— Exercise inputs —

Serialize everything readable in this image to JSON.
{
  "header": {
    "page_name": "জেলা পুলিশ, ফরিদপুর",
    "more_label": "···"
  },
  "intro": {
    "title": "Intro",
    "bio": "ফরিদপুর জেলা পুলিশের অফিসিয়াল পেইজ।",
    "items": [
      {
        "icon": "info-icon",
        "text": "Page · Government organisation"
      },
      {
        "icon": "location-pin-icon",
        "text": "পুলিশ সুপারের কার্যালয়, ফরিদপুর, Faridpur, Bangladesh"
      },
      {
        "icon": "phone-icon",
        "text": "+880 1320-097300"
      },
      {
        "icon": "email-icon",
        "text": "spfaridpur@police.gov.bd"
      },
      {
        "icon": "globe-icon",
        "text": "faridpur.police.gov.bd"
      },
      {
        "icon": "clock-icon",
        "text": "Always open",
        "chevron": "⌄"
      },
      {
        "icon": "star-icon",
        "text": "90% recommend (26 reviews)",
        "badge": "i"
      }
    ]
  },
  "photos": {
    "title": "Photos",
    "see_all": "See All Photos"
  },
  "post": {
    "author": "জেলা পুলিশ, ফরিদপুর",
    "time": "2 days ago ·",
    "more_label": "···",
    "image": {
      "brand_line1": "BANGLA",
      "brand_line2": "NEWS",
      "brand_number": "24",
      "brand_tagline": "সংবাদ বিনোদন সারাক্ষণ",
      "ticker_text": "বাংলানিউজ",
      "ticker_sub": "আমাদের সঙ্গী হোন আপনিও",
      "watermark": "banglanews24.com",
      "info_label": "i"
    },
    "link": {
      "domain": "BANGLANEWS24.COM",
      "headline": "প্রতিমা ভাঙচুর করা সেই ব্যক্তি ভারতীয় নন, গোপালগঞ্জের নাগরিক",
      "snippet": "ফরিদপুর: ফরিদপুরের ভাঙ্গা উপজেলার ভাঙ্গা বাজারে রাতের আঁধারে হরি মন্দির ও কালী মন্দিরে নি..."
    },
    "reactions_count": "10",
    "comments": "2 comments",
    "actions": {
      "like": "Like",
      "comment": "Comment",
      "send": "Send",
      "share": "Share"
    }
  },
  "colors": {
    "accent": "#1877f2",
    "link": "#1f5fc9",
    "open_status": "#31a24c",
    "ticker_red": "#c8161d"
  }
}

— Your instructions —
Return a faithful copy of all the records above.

— Solved exercise —
Serialize everything readable in this image to JSON.
{
  "header": {
    "page_name": "জেলা পুলিশ, ফরিদপুর",
    "more_label": "···"
  },
  "intro": {
    "title": "Intro",
    "bio": "ফরিদপুর জেলা পুলিশের অফিসিয়াল পেইজ।",
    "items": [
      {
        "icon": "info-icon",
        "text": "Page · Government organisation"
      },
      {
        "icon": "location-pin-icon",
        "text": "পুলিশ সুপারের কার্যালয়, ফরিদপুর, Faridpur, Bangladesh"
      },
      {
        "icon": "phone-icon",
        "text": "+880 1320-097300"
      },
      {
        "icon": "email-icon",
        "text": "spfaridpur@police.gov.bd"
      },
      {
        "icon": "globe-icon",
        "text": "faridpur.police.gov.bd"
      },
      {
        "icon": "clock-icon",
        "text": "Always open",
        "chevron": "⌄"
      },
      {
        "icon": "star-icon",
        "text": "90% recommend (26 reviews)",
        "badge": "i"
      }
    ]
  },
  "photos": {
    "title": "Photos",
    "see_all": "See All Photos"
  },
  "post": {
    "author": "জেলা পুলিশ, ফরিদপুর",
    "time": "2 days ago ·",
    "more_label": "···",
    "image": {
      "brand_line1": "BANGLA",
      "brand_line2": "NEWS",
      "brand_number": "24",
      "brand_tagline": "সংবাদ বিনোদন সারাক্ষণ",
      "ticker_text": "বাংলানিউজ",
      "ticker_sub": "আমাদের সঙ্গী হোন আপনিও",
      "watermark": "banglanews24.com",
      "info_label": "i"
    },
    "link": {
      "domain": "BANGLANEWS24.COM",
      "headline": "প্রতিমা ভাঙচুর করা সেই ব্যক্তি ভারতীয় নন, গোপালগঞ্জের নাগরিক",
      "snippet": "ফরিদপুর: ফরিদপুরের ভাঙ্গা উপজেলার ভাঙ্গা বাজারে রাতের আঁধারে হরি মন্দির ও কালী মন্দিরে নি..."
    },
    "reactions_count": "10",
    "comments": "2 comments",
    "actions": {
      "like": "Like",
      "comment": "Comment",
      "send": "Send",
      "share": "Share"
    }
  },
  "colors": {
    "accent": "#1877f2",
    "link": "#1f5fc9",
    "open_status": "#31a24c",
    "ticker_red": "#c8161d"
  }
}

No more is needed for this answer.